Just to give an update, I have ordered a "Planetarium" filter on eBay from a business in China, that has a very good satisfaction rating. The price is a little over $38 delivered to my home. It has no markings on it, but there is a very good explanation about what light it will filter out and says it is "similar" to the Baader Planetarium Moon and Sky Glow Filter. The only drawback is its 2 to 4 week delivery time. This in not a delay on the part of the shipper, since it was shipped the day after I ordered it. (Must be coming on that proverbial slow boat!)
As a bit of explanation for those advising to go to a dark site, for health, stamina, and work reasons that I will not go into, I have a total astronomical activity limit normally of about 90 minutes, with an absolute limit of 120 minutes. If I went to my astronomy club's site, I would drive for an hour turn around and drive back home. If I went to another site, which is often used by drug people, I could drive there, set up my scope, allow it to cool for 30 minutes, pack it up, and drive back home. By back yard is the only place where can I truly enjoy astronomy,until I can retire from work.

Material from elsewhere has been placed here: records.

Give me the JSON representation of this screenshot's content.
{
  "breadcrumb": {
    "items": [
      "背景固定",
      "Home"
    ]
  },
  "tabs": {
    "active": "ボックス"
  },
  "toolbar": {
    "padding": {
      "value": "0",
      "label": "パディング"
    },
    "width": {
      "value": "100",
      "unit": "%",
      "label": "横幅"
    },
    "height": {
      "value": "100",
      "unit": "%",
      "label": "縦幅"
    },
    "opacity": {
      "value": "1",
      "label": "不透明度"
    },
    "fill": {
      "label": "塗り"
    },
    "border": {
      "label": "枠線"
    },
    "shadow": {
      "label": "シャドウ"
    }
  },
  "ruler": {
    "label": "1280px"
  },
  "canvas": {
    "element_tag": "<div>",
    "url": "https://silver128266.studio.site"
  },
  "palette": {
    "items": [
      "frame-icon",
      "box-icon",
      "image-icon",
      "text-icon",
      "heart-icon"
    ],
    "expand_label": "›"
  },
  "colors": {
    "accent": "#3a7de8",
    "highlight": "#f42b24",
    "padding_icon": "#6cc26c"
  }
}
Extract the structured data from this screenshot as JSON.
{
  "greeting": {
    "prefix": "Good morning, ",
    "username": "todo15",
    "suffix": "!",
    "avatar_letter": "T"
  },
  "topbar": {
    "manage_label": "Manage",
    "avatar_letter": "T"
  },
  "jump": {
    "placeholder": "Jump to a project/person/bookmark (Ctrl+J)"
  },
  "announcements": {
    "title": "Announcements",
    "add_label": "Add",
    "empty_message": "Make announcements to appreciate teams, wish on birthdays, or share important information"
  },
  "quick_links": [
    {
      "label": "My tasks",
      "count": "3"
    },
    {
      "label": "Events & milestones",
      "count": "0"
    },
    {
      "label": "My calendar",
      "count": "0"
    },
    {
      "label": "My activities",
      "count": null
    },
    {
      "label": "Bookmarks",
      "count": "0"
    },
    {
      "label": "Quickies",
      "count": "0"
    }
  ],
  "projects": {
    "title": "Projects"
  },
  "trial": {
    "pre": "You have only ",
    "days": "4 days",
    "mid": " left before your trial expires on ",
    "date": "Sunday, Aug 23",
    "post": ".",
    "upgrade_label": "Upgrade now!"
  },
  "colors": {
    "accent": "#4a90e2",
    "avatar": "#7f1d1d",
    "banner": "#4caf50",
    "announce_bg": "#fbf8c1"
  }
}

From my back yard, most of the close (within a half mile) light pollution is either from yard lights, or low temperature sodium street lights. The modifications I have made to the scope, privacy fencing, a hood over my head, seem to obliterate stray light from yard lights. My back yard neighbor can now turn on his four sealed beam flood lights and I see absolutely no affect in the view. If the filter can do anything with low sodium light, then I should be able to locate a significant number of additional galaxies....at least I hope so.
Increasing magnification does help contrast, which helps see nebulous things better, but anything greater than about 100X with this 130mm scope starts look surrealistic to me in a dark field and is not enjoyable. This condition may change after I have cataract surgery. Additionally, reducing the field of view to maybe two-thirds of a degree is unacceptable for searching purposes, in my opinion. That small of a field might be fine with a computerized scope, but not with a manual one. I consider an attempt to selectively reduce the level of unwanted colors of light and do the best I can at keeping the light with information and a wide field of view is the logical and most reasonable attempt that I can make to see these objects.
For me, I am thinking a 1.25 inch eyepiece in the 14 to 25 mm focal length, with as wide an AFOV as I have available to me, with this 130 mm f/5 scope, using a selective reducing filter is the most reasonable option to try from my back yard. Why the 130 mm scope? It is the largest truly introductory scope that I own and I think it stands a better chance of seeing galaxies and other dim things in my light pollution that any of the smaller ones.
I will let you know how successful I am when I get the filter.
Thank you for all of your thoughts and opinions.